Activity. Filter on the word "name": copy each matching line from the listing below.

Supplied records.
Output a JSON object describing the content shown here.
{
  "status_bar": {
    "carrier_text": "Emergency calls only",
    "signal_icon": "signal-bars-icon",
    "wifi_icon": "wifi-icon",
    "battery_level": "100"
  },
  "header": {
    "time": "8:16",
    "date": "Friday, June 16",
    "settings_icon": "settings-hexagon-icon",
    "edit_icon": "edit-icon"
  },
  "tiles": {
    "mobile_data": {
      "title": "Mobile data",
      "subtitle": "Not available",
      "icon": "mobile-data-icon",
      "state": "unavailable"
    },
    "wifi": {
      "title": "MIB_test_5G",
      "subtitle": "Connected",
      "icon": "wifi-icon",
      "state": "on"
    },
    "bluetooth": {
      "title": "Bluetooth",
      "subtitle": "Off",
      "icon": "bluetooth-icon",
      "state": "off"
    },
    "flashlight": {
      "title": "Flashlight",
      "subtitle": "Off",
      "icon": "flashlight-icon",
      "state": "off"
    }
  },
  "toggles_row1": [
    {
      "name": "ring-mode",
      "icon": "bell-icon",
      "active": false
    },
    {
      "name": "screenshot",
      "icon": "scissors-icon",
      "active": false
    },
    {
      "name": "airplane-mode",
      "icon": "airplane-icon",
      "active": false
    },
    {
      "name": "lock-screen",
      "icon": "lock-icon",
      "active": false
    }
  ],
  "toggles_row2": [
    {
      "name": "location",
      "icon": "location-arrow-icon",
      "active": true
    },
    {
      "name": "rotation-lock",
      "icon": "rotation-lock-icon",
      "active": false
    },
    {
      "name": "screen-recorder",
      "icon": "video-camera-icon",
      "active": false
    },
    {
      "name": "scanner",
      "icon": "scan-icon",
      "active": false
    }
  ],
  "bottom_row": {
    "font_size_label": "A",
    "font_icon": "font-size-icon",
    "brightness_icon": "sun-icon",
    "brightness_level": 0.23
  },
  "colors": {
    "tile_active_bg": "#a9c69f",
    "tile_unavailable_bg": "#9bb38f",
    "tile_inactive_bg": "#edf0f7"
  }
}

Response.
      "name": "ring-mode",
      "name": "screenshot",
      "name": "airplane-mode",
      "name": "lock-screen",
      "name": "location",
      "name": "rotation-lock",
      "name": "screen-recorder",
      "name": "scanner",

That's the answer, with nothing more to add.